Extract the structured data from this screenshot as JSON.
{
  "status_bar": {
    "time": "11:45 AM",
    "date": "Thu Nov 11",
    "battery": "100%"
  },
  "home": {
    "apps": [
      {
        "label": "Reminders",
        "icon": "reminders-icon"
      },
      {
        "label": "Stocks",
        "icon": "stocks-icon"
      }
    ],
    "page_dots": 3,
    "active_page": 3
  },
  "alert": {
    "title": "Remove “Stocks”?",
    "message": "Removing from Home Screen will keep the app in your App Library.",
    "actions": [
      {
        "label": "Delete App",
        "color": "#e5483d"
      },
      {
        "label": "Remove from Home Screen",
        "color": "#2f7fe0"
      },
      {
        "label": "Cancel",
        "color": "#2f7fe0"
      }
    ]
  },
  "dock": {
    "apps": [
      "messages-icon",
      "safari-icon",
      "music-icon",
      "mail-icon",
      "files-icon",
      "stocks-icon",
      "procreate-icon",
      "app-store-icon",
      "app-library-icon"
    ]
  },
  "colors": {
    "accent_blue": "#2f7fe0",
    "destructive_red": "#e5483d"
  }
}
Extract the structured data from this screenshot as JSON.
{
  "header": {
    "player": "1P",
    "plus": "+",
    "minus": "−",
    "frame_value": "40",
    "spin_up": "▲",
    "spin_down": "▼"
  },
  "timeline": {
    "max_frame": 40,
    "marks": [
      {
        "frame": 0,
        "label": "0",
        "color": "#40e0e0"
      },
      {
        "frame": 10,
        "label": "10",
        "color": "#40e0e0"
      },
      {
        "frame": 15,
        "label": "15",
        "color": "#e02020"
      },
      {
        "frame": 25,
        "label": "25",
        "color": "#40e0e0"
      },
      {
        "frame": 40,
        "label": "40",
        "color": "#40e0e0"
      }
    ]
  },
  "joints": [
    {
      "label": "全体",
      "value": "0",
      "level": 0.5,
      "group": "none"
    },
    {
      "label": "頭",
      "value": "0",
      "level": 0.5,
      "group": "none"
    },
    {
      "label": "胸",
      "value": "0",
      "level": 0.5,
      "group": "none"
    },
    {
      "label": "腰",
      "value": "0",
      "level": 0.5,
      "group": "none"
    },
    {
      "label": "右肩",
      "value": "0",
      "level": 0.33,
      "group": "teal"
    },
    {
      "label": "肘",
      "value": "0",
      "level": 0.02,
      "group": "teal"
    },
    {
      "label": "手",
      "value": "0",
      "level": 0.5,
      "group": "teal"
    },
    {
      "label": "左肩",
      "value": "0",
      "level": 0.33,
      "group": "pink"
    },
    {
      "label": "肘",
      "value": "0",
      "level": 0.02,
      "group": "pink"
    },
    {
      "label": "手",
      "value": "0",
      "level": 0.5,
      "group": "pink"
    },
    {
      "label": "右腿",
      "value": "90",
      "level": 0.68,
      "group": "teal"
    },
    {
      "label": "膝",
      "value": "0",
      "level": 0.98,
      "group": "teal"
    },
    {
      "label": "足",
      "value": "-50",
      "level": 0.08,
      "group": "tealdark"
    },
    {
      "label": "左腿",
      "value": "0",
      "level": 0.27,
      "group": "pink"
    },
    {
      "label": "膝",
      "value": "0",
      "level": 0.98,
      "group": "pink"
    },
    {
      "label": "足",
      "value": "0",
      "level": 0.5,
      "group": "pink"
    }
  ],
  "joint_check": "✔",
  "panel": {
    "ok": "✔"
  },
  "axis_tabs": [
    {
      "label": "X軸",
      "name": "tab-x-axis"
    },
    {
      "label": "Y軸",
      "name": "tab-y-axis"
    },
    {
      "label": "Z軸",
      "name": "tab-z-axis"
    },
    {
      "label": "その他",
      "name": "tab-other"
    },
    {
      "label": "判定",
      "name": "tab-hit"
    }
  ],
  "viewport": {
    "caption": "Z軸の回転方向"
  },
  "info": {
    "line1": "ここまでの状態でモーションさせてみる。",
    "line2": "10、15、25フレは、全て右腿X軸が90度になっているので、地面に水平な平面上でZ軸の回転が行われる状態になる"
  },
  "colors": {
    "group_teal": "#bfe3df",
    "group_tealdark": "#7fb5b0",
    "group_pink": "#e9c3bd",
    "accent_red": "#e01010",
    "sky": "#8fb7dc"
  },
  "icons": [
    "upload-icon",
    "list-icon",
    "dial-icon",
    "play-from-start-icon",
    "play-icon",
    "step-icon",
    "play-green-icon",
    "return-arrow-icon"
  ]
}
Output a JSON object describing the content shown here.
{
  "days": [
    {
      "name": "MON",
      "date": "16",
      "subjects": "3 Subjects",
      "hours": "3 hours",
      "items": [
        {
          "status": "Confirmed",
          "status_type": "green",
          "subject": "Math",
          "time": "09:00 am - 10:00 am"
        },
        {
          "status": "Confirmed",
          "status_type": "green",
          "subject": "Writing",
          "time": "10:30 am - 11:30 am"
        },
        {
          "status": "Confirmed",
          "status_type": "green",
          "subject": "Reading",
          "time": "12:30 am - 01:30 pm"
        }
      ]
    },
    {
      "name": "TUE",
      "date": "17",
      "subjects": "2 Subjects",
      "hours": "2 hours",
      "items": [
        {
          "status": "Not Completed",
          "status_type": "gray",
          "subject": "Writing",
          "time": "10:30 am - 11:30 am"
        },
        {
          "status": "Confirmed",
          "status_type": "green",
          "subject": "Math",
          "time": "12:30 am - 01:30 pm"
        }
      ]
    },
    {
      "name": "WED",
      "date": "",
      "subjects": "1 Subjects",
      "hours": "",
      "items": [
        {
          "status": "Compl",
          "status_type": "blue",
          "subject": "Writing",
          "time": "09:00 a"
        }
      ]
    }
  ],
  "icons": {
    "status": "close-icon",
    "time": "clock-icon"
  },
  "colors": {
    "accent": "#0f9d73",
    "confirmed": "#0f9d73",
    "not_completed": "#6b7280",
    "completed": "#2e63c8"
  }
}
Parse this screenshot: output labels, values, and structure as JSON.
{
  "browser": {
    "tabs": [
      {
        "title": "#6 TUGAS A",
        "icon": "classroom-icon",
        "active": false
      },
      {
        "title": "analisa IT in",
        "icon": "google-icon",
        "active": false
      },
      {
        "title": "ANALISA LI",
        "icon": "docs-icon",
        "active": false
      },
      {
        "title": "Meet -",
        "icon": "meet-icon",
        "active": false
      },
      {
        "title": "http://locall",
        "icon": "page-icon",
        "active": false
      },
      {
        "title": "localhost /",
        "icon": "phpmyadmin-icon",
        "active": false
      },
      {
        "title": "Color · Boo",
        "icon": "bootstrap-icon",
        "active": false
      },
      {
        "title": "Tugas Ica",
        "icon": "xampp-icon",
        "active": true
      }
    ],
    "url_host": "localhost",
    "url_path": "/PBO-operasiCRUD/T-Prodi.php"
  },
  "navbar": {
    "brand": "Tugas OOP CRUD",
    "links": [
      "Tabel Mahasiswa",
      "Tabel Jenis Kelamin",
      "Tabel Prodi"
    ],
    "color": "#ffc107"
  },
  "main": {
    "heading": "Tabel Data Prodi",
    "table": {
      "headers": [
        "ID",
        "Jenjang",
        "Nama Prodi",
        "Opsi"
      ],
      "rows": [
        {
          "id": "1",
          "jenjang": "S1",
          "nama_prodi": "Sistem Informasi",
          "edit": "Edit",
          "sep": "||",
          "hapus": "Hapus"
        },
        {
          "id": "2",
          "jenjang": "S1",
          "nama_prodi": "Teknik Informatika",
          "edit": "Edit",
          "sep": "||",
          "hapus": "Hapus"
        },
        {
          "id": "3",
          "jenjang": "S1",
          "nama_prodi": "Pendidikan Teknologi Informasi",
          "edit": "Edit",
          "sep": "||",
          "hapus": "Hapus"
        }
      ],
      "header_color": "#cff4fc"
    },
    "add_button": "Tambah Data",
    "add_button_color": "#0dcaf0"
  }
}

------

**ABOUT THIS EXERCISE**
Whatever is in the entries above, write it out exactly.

**RESPONSE TO THIS TASK**
Extract the structured data from this screenshot as JSON.
{
  "status_bar": {
    "time": "11:45 AM",
    "date": "Thu Nov 11",
    "battery": "100%"
  },
  "home": {
    "apps": [
      {
        "label": "Reminders",
        "icon": "reminders-icon"
      },
      {
        "label": "Stocks",
        "icon": "stocks-icon"
      }
    ],
    "page_dots": 3,
    "active_page": 3
  },
  "alert": {
    "title": "Remove “Stocks”?",
    "message": "Removing from Home Screen will keep the app in your App Library.",
    "actions": [
      {
        "label": "Delete App",
        "color": "#e5483d"
      },
      {
        "label": "Remove from Home Screen",
        "color": "#2f7fe0"
      },
      {
        "label": "Cancel",
        "color": "#2f7fe0"
      }
    ]
  },
  "dock": {
    "apps": [
      "messages-icon",
      "safari-icon",
      "music-icon",
      "mail-icon",
      "files-icon",
      "stocks-icon",
      "procreate-icon",
      "app-store-icon",
      "app-library-icon"
    ]
  },
  "colors": {
    "accent_blue": "#2f7fe0",
    "destructive_red": "#e5483d"
  }
}
Extract the structured data from this screenshot as JSON.
{
  "header": {
    "player": "1P",
    "plus": "+",
    "minus": "−",
    "frame_value": "40",
    "spin_up": "▲",
    "spin_down": "▼"
  },
  "timeline": {
    "max_frame": 40,
    "marks": [
      {
        "frame": 0,
        "label": "0",
        "color": "#40e0e0"
      },
      {
        "frame": 10,
        "label": "10",
        "color": "#40e0e0"
      },
      {
        "frame": 15,
        "label": "15",
        "color": "#e02020"
      },
      {
        "frame": 25,
        "label": "25",
        "color": "#40e0e0"
      },
      {
        "frame": 40,
        "label": "40",
        "color": "#40e0e0"
      }
    ]
  },
  "joints": [
    {
      "label": "全体",
      "value": "0",
      "level": 0.5,
      "group": "none"
    },
    {
      "label": "頭",
      "value": "0",
      "level": 0.5,
      "group": "none"
    },
    {
      "label": "胸",
      "value": "0",
      "level": 0.5,
      "group": "none"
    },
    {
      "label": "腰",
      "value": "0",
      "level": 0.5,
      "group": "none"
    },
    {
      "label": "右肩",
      "value": "0",
      "level": 0.33,
      "group": "teal"
    },
    {
      "label": "肘",
      "value": "0",
      "level": 0.02,
      "group": "teal"
    },
    {
      "label": "手",
      "value": "0",
      "level": 0.5,
      "group": "teal"
    },
    {
      "label": "左肩",
      "value": "0",
      "level": 0.33,
      "group": "pink"
    },
    {
      "label": "肘",
      "value": "0",
      "level": 0.02,
      "group": "pink"
    },
    {
      "label": "手",
      "value": "0",
      "level": 0.5,
      "group": "pink"
    },
    {
      "label": "右腿",
      "value": "90",
      "level": 0.68,
      "group": "teal"
    },
    {
      "label": "膝",
      "value": "0",
      "level": 0.98,
      "group": "teal"
    },
    {
      "label": "足",
      "value": "-50",
      "level": 0.08,
      "group": "tealdark"
    },
    {
      "label": "左腿",
      "value": "0",
      "level": 0.27,
      "group": "pink"
    },
    {
      "label": "膝",
      "value": "0",
      "level": 0.98,
      "group": "pink"
    },
    {
      "label": "足",
      "value": "0",
      "level": 0.5,
      "group": "pink"
    }
  ],
  "joint_check": "✔",
  "panel": {
    "ok": "✔"
  },
  "axis_tabs": [
    {
      "label": "X軸",
      "name": "tab-x-axis"
    },
    {
      "label": "Y軸",
      "name": "tab-y-axis"
    },
    {
      "label": "Z軸",
      "name": "tab-z-axis"
    },
    {
      "label": "その他",
      "name": "tab-other"
    },
    {
      "label": "判定",
      "name": "tab-hit"
    }
  ],
  "viewport": {
    "caption": "Z軸の回転方向"
  },
  "info": {
    "line1": "ここまでの状態でモーションさせてみる。",
    "line2": "10、15、25フレは、全て右腿X軸が90度になっているので、地面に水平な平面上でZ軸の回転が行われる状態になる"
  },
  "colors": {
    "group_teal": "#bfe3df",
    "group_tealdark": "#7fb5b0",
    "group_pink": "#e9c3bd",
    "accent_red": "#e01010",
    "sky": "#8fb7dc"
  },
  "icons": [
    "upload-icon",
    "list-icon",
    "dial-icon",
    "play-from-start-icon",
    "play-icon",
    "step-icon",
    "play-green-icon",
    "return-arrow-icon"
  ]
}
Output a JSON object describing the content shown here.
{
  "days": [
    {
      "name": "MON",
      "date": "16",
      "subjects": "3 Subjects",
      "hours": "3 hours",
      "items": [
        {
          "status": "Confirmed",
          "status_type": "green",
          "subject": "Math",
          "time": "09:00 am - 10:00 am"
        },
        {
          "status": "Confirmed",
          "status_type": "green",
          "subject": "Writing",
          "time": "10:30 am - 11:30 am"
        },
        {
          "status": "Confirmed",
          "status_type": "green",
          "subject": "Reading",
          "time": "12:30 am - 01:30 pm"
        }
      ]
    },
    {
      "name": "TUE",
      "date": "17",
      "subjects": "2 Subjects",
      "hours": "2 hours",
      "items": [
        {
          "status": "Not Completed",
          "status_type": "gray",
          "subject": "Writing",
          "time": "10:30 am - 11:30 am"
        },
        {
          "status": "Confirmed",
          "status_type": "green",
          "subject": "Math",
          "time": "12:30 am - 01:30 pm"
        }
      ]
    },
    {
      "name": "WED",
      "date": "",
      "subjects": "1 Subjects",
      "hours": "",
      "items": [
        {
          "status": "Compl",
          "status_type": "blue",
          "subject": "Writing",
          "time": "09:00 a"
        }
      ]
    }
  ],
  "icons": {
    "status": "close-icon",
    "time": "clock-icon"
  },
  "colors": {
    "accent": "#0f9d73",
    "confirmed": "#0f9d73",
    "not_completed": "#6b7280",
    "completed": "#2e63c8"
  }
}
Parse this screenshot: output labels, values, and structure as JSON.
{
  "browser": {
    "tabs": [
      {
        "title": "#6 TUGAS A",
        "icon": "classroom-icon",
        "active": false
      },
      {
        "title": "analisa IT in",
        "icon": "google-icon",
        "active": false
      },
      {
        "title": "ANALISA LI",
        "icon": "docs-icon",
        "active": false
      },
      {
        "title": "Meet -",
        "icon": "meet-icon",
        "active": false
      },
      {
        "title": "http://locall",
        "icon": "page-icon",
        "active": false
      },
      {
        "title": "localhost /",
        "icon": "phpmyadmin-icon",
        "active": false
      },
      {
        "title": "Color · Boo",
        "icon": "bootstrap-icon",
        "active": false
      },
      {
        "title": "Tugas Ica",
        "icon": "xampp-icon",
        "active": true
      }
    ],
    "url_host": "localhost",
    "url_path": "/PBO-operasiCRUD/T-Prodi.php"
  },
  "navbar": {
    "brand": "Tugas OOP CRUD",
    "links": [
      "Tabel Mahasiswa",
      "Tabel Jenis Kelamin",
      "Tabel Prodi"
    ],
    "color": "#ffc107"
  },
  "main": {
    "heading": "Tabel Data Prodi",
    "table": {
      "headers": [
        "ID",
        "Jenjang",
        "Nama Prodi",
        "Opsi"
      ],
      "rows": [
        {
          "id": "1",
          "jenjang": "S1",
          "nama_prodi": "Sistem Informasi",
          "edit": "Edit",
          "sep": "||",
          "hapus": "Hapus"
        },
        {
          "id": "2",
          "jenjang": "S1",
          "nama_prodi": "Teknik Informatika",
          "edit": "Edit",
          "sep": "||",
          "hapus": "Hapus"
        },
        {
          "id": "3",
          "jenjang": "S1",
          "nama_prodi": "Pendidikan Teknologi Informasi",
          "edit": "Edit",
          "sep": "||",
          "hapus": "Hapus"
        }
      ],
      "header_color": "#cff4fc"
    },
    "add_button": "Tambah Data",
    "add_button_color": "#0dcaf0"
  }
}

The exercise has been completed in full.